Tax May Update Emergency System
Joy McGuire answers about 500 emergency phone calls a week. Almost 60 percent of the calls come from cell phones, but the Howard County Central Dispatch doesn't have a way to find cell phone callers. McGuire relies on descriptions from callers to determine where they are.
"I think the best one we ever had was from someone who said he was on a paved road with yellow lines," she said.
McGuire wants better 911 technology, and so does the federal government, which is making it mandatory for Missouri to bring in better cell phone locating systems like GPS.
Right now, when you call 911 from your cell phone, the call goes to any cell phone tower that picks it up, and it'll send you to the 911 dispatcher.
That may not, however, be the closest dispatcher to you in your emergency, which slows down ambulance and police response.
The federal government won't help with the cost of upgrading 911 systems. It's a problem for Howard County.

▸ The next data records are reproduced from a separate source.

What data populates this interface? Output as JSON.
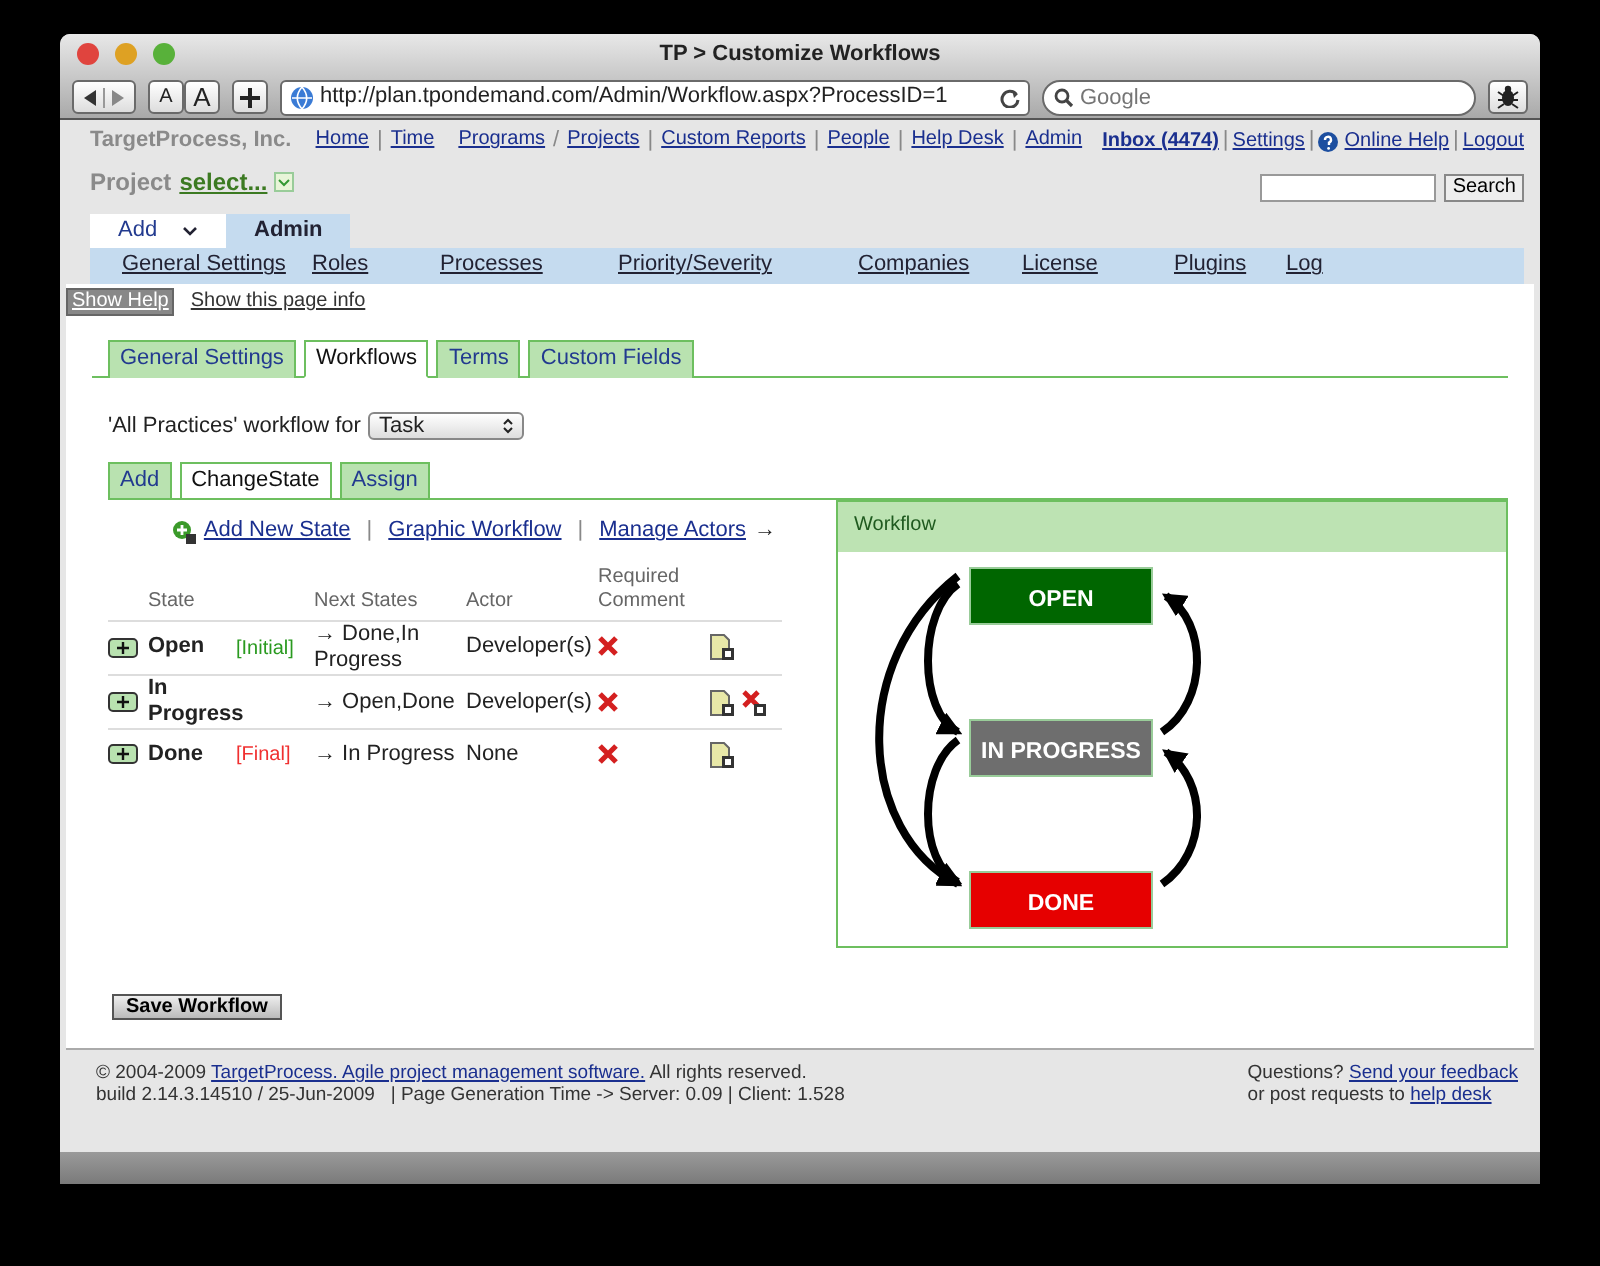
{
  "window": {
    "title": "TP > Customize Workflows"
  },
  "browser": {
    "text_size_buttons": [
      "A",
      "A"
    ],
    "url": "http://plan.tpondemand.com/Admin/Workflow.aspx?ProcessID=1",
    "search": {
      "placeholder": "Google"
    }
  },
  "header": {
    "company": "TargetProcess, Inc.",
    "project_label": "Project",
    "project_select": "select...",
    "links": [
      {
        "label": "Home"
      },
      {
        "label": "Time",
        "sep": "|"
      },
      {
        "label": "Programs"
      },
      {
        "label": "Projects",
        "sep": "/"
      },
      {
        "label": "Custom Reports",
        "sep": "|"
      },
      {
        "label": "People",
        "sep": "|"
      },
      {
        "label": "Help Desk",
        "sep": "|"
      },
      {
        "label": "Admin",
        "sep": "|"
      }
    ],
    "user_links": [
      {
        "label": "Inbox (4474)",
        "kind": "inbox"
      },
      {
        "label": "Settings",
        "kind": "link",
        "sep": "|"
      },
      {
        "label": "Online Help",
        "kind": "help",
        "sep": "|"
      },
      {
        "label": "Logout",
        "kind": "link",
        "sep": "|"
      }
    ],
    "search_button": "Search"
  },
  "top_tabs": [
    {
      "label": "Add",
      "kind": "dropdown",
      "selected": false
    },
    {
      "label": "Admin",
      "kind": "tab",
      "selected": true
    }
  ],
  "admin_nav": [
    "General Settings",
    "Roles",
    "Processes",
    "Priority/Severity",
    "Companies",
    "License",
    "Plugins",
    "Log"
  ],
  "help_bar": {
    "show_help": "Show Help",
    "page_info": "Show this page info"
  },
  "sub_tabs": [
    {
      "label": "General Settings",
      "selected": false
    },
    {
      "label": "Workflows",
      "selected": true
    },
    {
      "label": "Terms",
      "selected": false
    },
    {
      "label": "Custom Fields",
      "selected": false
    }
  ],
  "workflow_for": {
    "label": "'All Practices' workflow for",
    "value": "Task"
  },
  "inner_tabs": [
    {
      "label": "Add",
      "selected": false
    },
    {
      "label": "ChangeState",
      "selected": true
    },
    {
      "label": "Assign",
      "selected": false
    }
  ],
  "actions": {
    "links": [
      {
        "label": "Add New State"
      },
      {
        "label": "Graphic Workflow",
        "sep": "|"
      },
      {
        "label": "Manage Actors",
        "sep": "|"
      }
    ],
    "arrow": "→"
  },
  "table": {
    "columns": [
      "State",
      "Next States",
      "Actor",
      "Required Comment"
    ],
    "rows": [
      {
        "state": "Open",
        "tag": {
          "text": "[Initial]",
          "kind": "initial"
        },
        "next": "→ Done,In Progress",
        "actor": "Developer(s)",
        "required_comment": false,
        "deletable": false
      },
      {
        "state": "In Progress",
        "next": "→ Open,Done",
        "actor": "Developer(s)",
        "required_comment": false,
        "deletable": true
      },
      {
        "state": "Done",
        "tag": {
          "text": "[Final]",
          "kind": "final"
        },
        "next": "→ In Progress",
        "actor": "None",
        "required_comment": false,
        "deletable": false
      }
    ]
  },
  "diagram": {
    "title": "Workflow",
    "nodes": [
      {
        "label": "OPEN",
        "color": "#006600"
      },
      {
        "label": "IN PROGRESS",
        "color": "#6e6e6e"
      },
      {
        "label": "DONE",
        "color": "#e60000"
      }
    ]
  },
  "save_button": "Save Workflow",
  "footer": {
    "copyright_pre": "© 2004-2009",
    "copyright_link": "TargetProcess. Agile project management software.",
    "copyright_post": "All rights reserved.",
    "build": "build 2.14.3.14510 / 25-Jun-2009   | Page Generation Time -> Server: 0.09 | Client: 1.528",
    "questions": "Questions?",
    "feedback": "Send your feedback",
    "post": "or post requests to",
    "helpdesk": "help desk"
  }
}
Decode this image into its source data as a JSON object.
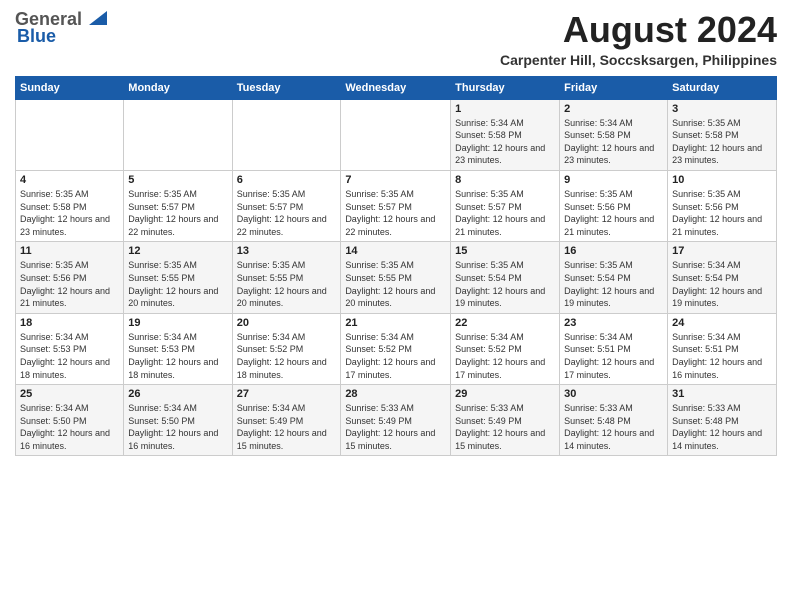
{
  "logo": {
    "general": "General",
    "blue": "Blue"
  },
  "title": "August 2024",
  "subtitle": "Carpenter Hill, Soccsksargen, Philippines",
  "days_of_week": [
    "Sunday",
    "Monday",
    "Tuesday",
    "Wednesday",
    "Thursday",
    "Friday",
    "Saturday"
  ],
  "weeks": [
    [
      {
        "day": "",
        "sunrise": "",
        "sunset": "",
        "daylight": ""
      },
      {
        "day": "",
        "sunrise": "",
        "sunset": "",
        "daylight": ""
      },
      {
        "day": "",
        "sunrise": "",
        "sunset": "",
        "daylight": ""
      },
      {
        "day": "",
        "sunrise": "",
        "sunset": "",
        "daylight": ""
      },
      {
        "day": "1",
        "sunrise": "Sunrise: 5:34 AM",
        "sunset": "Sunset: 5:58 PM",
        "daylight": "Daylight: 12 hours and 23 minutes."
      },
      {
        "day": "2",
        "sunrise": "Sunrise: 5:34 AM",
        "sunset": "Sunset: 5:58 PM",
        "daylight": "Daylight: 12 hours and 23 minutes."
      },
      {
        "day": "3",
        "sunrise": "Sunrise: 5:35 AM",
        "sunset": "Sunset: 5:58 PM",
        "daylight": "Daylight: 12 hours and 23 minutes."
      }
    ],
    [
      {
        "day": "4",
        "sunrise": "Sunrise: 5:35 AM",
        "sunset": "Sunset: 5:58 PM",
        "daylight": "Daylight: 12 hours and 23 minutes."
      },
      {
        "day": "5",
        "sunrise": "Sunrise: 5:35 AM",
        "sunset": "Sunset: 5:57 PM",
        "daylight": "Daylight: 12 hours and 22 minutes."
      },
      {
        "day": "6",
        "sunrise": "Sunrise: 5:35 AM",
        "sunset": "Sunset: 5:57 PM",
        "daylight": "Daylight: 12 hours and 22 minutes."
      },
      {
        "day": "7",
        "sunrise": "Sunrise: 5:35 AM",
        "sunset": "Sunset: 5:57 PM",
        "daylight": "Daylight: 12 hours and 22 minutes."
      },
      {
        "day": "8",
        "sunrise": "Sunrise: 5:35 AM",
        "sunset": "Sunset: 5:57 PM",
        "daylight": "Daylight: 12 hours and 21 minutes."
      },
      {
        "day": "9",
        "sunrise": "Sunrise: 5:35 AM",
        "sunset": "Sunset: 5:56 PM",
        "daylight": "Daylight: 12 hours and 21 minutes."
      },
      {
        "day": "10",
        "sunrise": "Sunrise: 5:35 AM",
        "sunset": "Sunset: 5:56 PM",
        "daylight": "Daylight: 12 hours and 21 minutes."
      }
    ],
    [
      {
        "day": "11",
        "sunrise": "Sunrise: 5:35 AM",
        "sunset": "Sunset: 5:56 PM",
        "daylight": "Daylight: 12 hours and 21 minutes."
      },
      {
        "day": "12",
        "sunrise": "Sunrise: 5:35 AM",
        "sunset": "Sunset: 5:55 PM",
        "daylight": "Daylight: 12 hours and 20 minutes."
      },
      {
        "day": "13",
        "sunrise": "Sunrise: 5:35 AM",
        "sunset": "Sunset: 5:55 PM",
        "daylight": "Daylight: 12 hours and 20 minutes."
      },
      {
        "day": "14",
        "sunrise": "Sunrise: 5:35 AM",
        "sunset": "Sunset: 5:55 PM",
        "daylight": "Daylight: 12 hours and 20 minutes."
      },
      {
        "day": "15",
        "sunrise": "Sunrise: 5:35 AM",
        "sunset": "Sunset: 5:54 PM",
        "daylight": "Daylight: 12 hours and 19 minutes."
      },
      {
        "day": "16",
        "sunrise": "Sunrise: 5:35 AM",
        "sunset": "Sunset: 5:54 PM",
        "daylight": "Daylight: 12 hours and 19 minutes."
      },
      {
        "day": "17",
        "sunrise": "Sunrise: 5:34 AM",
        "sunset": "Sunset: 5:54 PM",
        "daylight": "Daylight: 12 hours and 19 minutes."
      }
    ],
    [
      {
        "day": "18",
        "sunrise": "Sunrise: 5:34 AM",
        "sunset": "Sunset: 5:53 PM",
        "daylight": "Daylight: 12 hours and 18 minutes."
      },
      {
        "day": "19",
        "sunrise": "Sunrise: 5:34 AM",
        "sunset": "Sunset: 5:53 PM",
        "daylight": "Daylight: 12 hours and 18 minutes."
      },
      {
        "day": "20",
        "sunrise": "Sunrise: 5:34 AM",
        "sunset": "Sunset: 5:52 PM",
        "daylight": "Daylight: 12 hours and 18 minutes."
      },
      {
        "day": "21",
        "sunrise": "Sunrise: 5:34 AM",
        "sunset": "Sunset: 5:52 PM",
        "daylight": "Daylight: 12 hours and 17 minutes."
      },
      {
        "day": "22",
        "sunrise": "Sunrise: 5:34 AM",
        "sunset": "Sunset: 5:52 PM",
        "daylight": "Daylight: 12 hours and 17 minutes."
      },
      {
        "day": "23",
        "sunrise": "Sunrise: 5:34 AM",
        "sunset": "Sunset: 5:51 PM",
        "daylight": "Daylight: 12 hours and 17 minutes."
      },
      {
        "day": "24",
        "sunrise": "Sunrise: 5:34 AM",
        "sunset": "Sunset: 5:51 PM",
        "daylight": "Daylight: 12 hours and 16 minutes."
      }
    ],
    [
      {
        "day": "25",
        "sunrise": "Sunrise: 5:34 AM",
        "sunset": "Sunset: 5:50 PM",
        "daylight": "Daylight: 12 hours and 16 minutes."
      },
      {
        "day": "26",
        "sunrise": "Sunrise: 5:34 AM",
        "sunset": "Sunset: 5:50 PM",
        "daylight": "Daylight: 12 hours and 16 minutes."
      },
      {
        "day": "27",
        "sunrise": "Sunrise: 5:34 AM",
        "sunset": "Sunset: 5:49 PM",
        "daylight": "Daylight: 12 hours and 15 minutes."
      },
      {
        "day": "28",
        "sunrise": "Sunrise: 5:33 AM",
        "sunset": "Sunset: 5:49 PM",
        "daylight": "Daylight: 12 hours and 15 minutes."
      },
      {
        "day": "29",
        "sunrise": "Sunrise: 5:33 AM",
        "sunset": "Sunset: 5:49 PM",
        "daylight": "Daylight: 12 hours and 15 minutes."
      },
      {
        "day": "30",
        "sunrise": "Sunrise: 5:33 AM",
        "sunset": "Sunset: 5:48 PM",
        "daylight": "Daylight: 12 hours and 14 minutes."
      },
      {
        "day": "31",
        "sunrise": "Sunrise: 5:33 AM",
        "sunset": "Sunset: 5:48 PM",
        "daylight": "Daylight: 12 hours and 14 minutes."
      }
    ]
  ]
}
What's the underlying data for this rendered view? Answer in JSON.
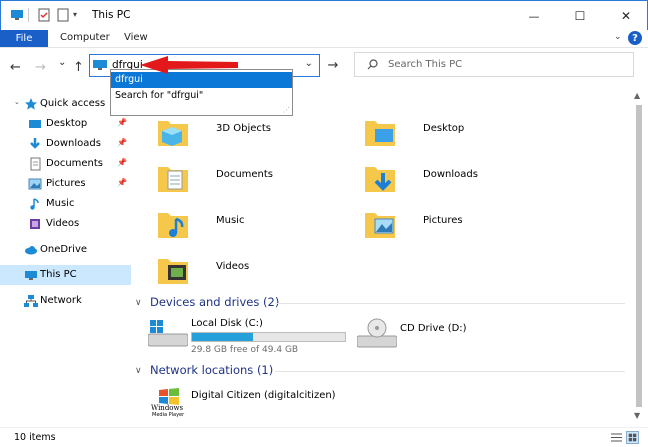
{
  "window": {
    "title": "This PC",
    "minimize_glyph": "—",
    "maximize_glyph": "☐",
    "close_glyph": "✕",
    "accent": "#1a5ec8"
  },
  "ribbon": {
    "file": "File",
    "tabs": [
      "Computer",
      "View"
    ],
    "help": "?"
  },
  "nav": {
    "back": "←",
    "forward": "→",
    "recent": "⌄",
    "up": "↑",
    "address_value": "dfrgui",
    "go": "→"
  },
  "search": {
    "placeholder": "Search This PC",
    "icon": "search-icon"
  },
  "autocomplete": {
    "items": [
      "dfrgui",
      "Search for \"dfrgui\""
    ]
  },
  "sidebar": {
    "quick_access": "Quick access",
    "items": [
      {
        "label": "Desktop",
        "icon": "desktop-icon",
        "pinned": true
      },
      {
        "label": "Downloads",
        "icon": "downloads-icon",
        "pinned": true
      },
      {
        "label": "Documents",
        "icon": "documents-icon",
        "pinned": true
      },
      {
        "label": "Pictures",
        "icon": "pictures-icon",
        "pinned": true
      },
      {
        "label": "Music",
        "icon": "music-icon",
        "pinned": false
      },
      {
        "label": "Videos",
        "icon": "videos-icon",
        "pinned": false
      }
    ],
    "onedrive": "OneDrive",
    "this_pc": "This PC",
    "network": "Network"
  },
  "content": {
    "folders": [
      {
        "label": "3D Objects",
        "icon": "3d-objects-folder-icon"
      },
      {
        "label": "Desktop",
        "icon": "desktop-folder-icon"
      },
      {
        "label": "Documents",
        "icon": "documents-folder-icon"
      },
      {
        "label": "Downloads",
        "icon": "downloads-folder-icon"
      },
      {
        "label": "Music",
        "icon": "music-folder-icon"
      },
      {
        "label": "Pictures",
        "icon": "pictures-folder-icon"
      },
      {
        "label": "Videos",
        "icon": "videos-folder-icon"
      }
    ],
    "devices_header": "Devices and drives (2)",
    "drives": [
      {
        "label": "Local Disk (C:)",
        "free": "29.8 GB free of 49.4 GB",
        "used_fraction": 0.4
      },
      {
        "label": "CD Drive (D:)"
      }
    ],
    "network_header": "Network locations (1)",
    "network_locations": [
      {
        "label": "Digital Citizen (digitalcitizen)",
        "icon_caption": "Windows",
        "icon_subcaption": "Media Player"
      }
    ]
  },
  "status": {
    "items_count": "10 items"
  }
}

"We rely a lot on federal government grants, and there aren't a lot of them out there," said Becky Bishop, interim director of Howard County Dispatch.
Bishop thinks it's worth the spare change.
"I know it's more money, but everyone carries a cell phone for safety reasons, so why not make it as safe as possible," Bishop asked. "You hear of all these people who get caught in a snow drift or fall over in an accident and they're down off the side of the road and nobody can see them. All they have is their cell phone but they can't talk. This would help you be able to pin-point them."
Missouri is one of the only states that doesn't tax for cell phone calls to 911. State Representative Therese Sander (R-Moberly) is having a public meeting to talk about the tax or other funding options on Wednesday at 1:00 p.m. at Moberly City Hall. Anyone who wishes to testify at the meeting can call Rep. Sander at 660-263-7156 or 573-751-6566.